- EXERCISE REQUIREMENTS:
For every line that contains the string "dataiku", pull that line out of the material below.

(EXCERPTED DATA Opens)

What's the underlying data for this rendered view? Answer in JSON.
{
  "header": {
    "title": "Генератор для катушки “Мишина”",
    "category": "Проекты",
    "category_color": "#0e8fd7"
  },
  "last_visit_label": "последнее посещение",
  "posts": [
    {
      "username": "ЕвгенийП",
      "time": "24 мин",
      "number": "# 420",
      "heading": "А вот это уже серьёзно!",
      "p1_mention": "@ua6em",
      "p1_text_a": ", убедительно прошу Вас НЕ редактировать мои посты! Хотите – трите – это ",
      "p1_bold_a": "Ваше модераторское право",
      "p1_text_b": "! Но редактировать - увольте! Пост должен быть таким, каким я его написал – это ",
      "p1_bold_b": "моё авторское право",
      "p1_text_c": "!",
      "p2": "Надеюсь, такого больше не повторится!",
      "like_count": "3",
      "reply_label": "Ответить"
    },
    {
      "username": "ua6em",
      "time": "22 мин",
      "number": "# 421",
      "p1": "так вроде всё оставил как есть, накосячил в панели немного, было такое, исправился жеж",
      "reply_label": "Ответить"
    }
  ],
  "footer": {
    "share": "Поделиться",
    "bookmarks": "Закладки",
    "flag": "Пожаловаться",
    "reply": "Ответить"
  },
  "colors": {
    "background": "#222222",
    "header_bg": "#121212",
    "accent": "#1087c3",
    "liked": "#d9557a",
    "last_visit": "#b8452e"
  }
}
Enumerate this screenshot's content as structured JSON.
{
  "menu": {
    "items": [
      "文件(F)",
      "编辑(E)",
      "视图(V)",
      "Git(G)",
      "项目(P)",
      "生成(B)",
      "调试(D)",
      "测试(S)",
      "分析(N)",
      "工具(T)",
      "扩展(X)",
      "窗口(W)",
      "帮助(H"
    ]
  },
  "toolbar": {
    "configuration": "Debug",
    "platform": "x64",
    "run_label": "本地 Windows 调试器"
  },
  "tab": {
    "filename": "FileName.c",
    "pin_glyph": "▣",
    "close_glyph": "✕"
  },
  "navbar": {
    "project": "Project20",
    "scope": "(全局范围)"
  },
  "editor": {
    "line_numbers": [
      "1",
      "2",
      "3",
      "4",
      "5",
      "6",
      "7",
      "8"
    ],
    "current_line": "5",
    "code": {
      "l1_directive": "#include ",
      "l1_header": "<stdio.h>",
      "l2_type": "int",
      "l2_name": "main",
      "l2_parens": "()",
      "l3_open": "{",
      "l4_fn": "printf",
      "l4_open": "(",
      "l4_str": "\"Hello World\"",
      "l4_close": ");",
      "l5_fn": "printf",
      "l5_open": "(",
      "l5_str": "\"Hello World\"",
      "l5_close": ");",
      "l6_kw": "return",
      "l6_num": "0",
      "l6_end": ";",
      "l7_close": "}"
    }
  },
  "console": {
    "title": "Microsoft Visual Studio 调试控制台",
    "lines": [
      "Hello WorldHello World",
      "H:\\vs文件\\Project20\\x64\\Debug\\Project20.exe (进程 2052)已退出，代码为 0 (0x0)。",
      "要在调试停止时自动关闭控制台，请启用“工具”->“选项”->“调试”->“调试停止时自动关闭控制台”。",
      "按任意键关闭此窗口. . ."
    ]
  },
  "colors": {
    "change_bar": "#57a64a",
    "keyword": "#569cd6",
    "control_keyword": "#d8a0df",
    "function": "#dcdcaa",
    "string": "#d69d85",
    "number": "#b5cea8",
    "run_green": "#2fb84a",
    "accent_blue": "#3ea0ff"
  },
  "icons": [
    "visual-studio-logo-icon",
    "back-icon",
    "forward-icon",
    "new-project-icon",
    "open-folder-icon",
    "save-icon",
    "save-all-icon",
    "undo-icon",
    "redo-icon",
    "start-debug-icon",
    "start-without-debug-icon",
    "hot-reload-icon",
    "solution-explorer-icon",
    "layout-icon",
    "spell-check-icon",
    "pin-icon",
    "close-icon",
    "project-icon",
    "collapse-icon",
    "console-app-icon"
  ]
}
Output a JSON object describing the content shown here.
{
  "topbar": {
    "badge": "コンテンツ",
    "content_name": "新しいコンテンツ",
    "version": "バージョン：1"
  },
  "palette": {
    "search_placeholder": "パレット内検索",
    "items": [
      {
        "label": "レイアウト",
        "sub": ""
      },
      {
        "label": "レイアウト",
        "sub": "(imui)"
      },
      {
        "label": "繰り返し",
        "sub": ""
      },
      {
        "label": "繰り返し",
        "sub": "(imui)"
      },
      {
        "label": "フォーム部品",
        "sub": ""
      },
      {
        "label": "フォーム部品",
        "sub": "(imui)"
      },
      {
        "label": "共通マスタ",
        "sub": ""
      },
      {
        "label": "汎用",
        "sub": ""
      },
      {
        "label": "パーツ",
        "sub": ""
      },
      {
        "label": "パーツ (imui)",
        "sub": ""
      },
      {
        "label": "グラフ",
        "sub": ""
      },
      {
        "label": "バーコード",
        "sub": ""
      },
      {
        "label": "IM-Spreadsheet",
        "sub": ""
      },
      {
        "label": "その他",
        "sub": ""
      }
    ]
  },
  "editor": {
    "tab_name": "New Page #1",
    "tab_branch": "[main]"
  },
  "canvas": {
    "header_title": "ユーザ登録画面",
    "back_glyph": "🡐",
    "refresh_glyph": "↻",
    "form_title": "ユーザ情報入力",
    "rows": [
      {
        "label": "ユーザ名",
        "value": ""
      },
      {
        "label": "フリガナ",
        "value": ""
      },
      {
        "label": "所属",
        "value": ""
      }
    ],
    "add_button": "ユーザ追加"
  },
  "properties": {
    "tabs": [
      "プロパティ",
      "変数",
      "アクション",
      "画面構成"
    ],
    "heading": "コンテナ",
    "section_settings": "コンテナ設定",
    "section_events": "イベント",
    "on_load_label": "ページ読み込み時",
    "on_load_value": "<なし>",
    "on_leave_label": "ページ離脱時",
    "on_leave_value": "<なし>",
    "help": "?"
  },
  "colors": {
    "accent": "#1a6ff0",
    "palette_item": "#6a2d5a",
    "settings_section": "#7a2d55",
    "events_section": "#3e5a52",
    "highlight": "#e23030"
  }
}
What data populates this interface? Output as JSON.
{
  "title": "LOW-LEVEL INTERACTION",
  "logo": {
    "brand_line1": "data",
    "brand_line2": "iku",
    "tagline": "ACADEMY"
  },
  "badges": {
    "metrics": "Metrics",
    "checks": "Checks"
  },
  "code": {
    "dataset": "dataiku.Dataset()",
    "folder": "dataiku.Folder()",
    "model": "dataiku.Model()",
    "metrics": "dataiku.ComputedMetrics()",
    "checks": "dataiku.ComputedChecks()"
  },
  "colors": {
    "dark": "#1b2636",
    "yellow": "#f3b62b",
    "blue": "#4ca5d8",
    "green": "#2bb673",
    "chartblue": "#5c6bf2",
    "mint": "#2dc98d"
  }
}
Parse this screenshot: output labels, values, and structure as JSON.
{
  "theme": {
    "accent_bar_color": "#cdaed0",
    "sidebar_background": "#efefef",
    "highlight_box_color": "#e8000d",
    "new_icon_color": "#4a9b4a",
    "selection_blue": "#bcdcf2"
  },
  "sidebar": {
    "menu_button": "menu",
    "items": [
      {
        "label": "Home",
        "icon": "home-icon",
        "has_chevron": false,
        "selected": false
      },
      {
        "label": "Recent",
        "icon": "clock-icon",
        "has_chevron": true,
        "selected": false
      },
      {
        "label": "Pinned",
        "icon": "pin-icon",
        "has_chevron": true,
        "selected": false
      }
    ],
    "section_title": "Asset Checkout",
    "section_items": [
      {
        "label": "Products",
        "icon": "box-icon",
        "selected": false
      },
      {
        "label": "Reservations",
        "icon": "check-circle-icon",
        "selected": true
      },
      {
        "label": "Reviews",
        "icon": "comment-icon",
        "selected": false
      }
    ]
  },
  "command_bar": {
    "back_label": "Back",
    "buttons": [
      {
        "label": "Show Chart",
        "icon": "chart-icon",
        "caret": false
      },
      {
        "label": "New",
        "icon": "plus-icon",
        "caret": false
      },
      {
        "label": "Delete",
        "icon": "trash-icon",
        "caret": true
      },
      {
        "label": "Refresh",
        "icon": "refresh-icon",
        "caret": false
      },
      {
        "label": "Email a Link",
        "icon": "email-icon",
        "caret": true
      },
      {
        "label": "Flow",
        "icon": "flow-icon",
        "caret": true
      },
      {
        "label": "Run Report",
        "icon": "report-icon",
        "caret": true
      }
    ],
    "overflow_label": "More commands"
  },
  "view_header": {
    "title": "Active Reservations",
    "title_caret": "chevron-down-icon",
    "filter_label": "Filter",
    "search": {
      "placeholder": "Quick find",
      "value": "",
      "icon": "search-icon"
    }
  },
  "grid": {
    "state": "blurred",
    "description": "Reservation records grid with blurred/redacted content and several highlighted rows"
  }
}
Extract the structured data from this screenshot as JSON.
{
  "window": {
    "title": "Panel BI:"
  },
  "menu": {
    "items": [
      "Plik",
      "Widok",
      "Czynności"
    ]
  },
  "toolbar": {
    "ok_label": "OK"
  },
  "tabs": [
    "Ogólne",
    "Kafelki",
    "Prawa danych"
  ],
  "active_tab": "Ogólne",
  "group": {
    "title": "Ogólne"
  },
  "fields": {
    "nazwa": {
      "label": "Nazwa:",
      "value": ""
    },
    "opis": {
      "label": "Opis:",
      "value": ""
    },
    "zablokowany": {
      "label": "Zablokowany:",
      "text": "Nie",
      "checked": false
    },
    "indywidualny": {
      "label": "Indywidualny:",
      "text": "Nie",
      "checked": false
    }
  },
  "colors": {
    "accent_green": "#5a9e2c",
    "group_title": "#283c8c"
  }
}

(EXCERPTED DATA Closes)

- EXERCISE RESULT:
    "dataset": "dataiku.Dataset()",
    "folder": "dataiku.Folder()",
    "model": "dataiku.Model()",
    "metrics": "dataiku.ComputedMetrics()",
    "checks": "dataiku.ComputedChecks()"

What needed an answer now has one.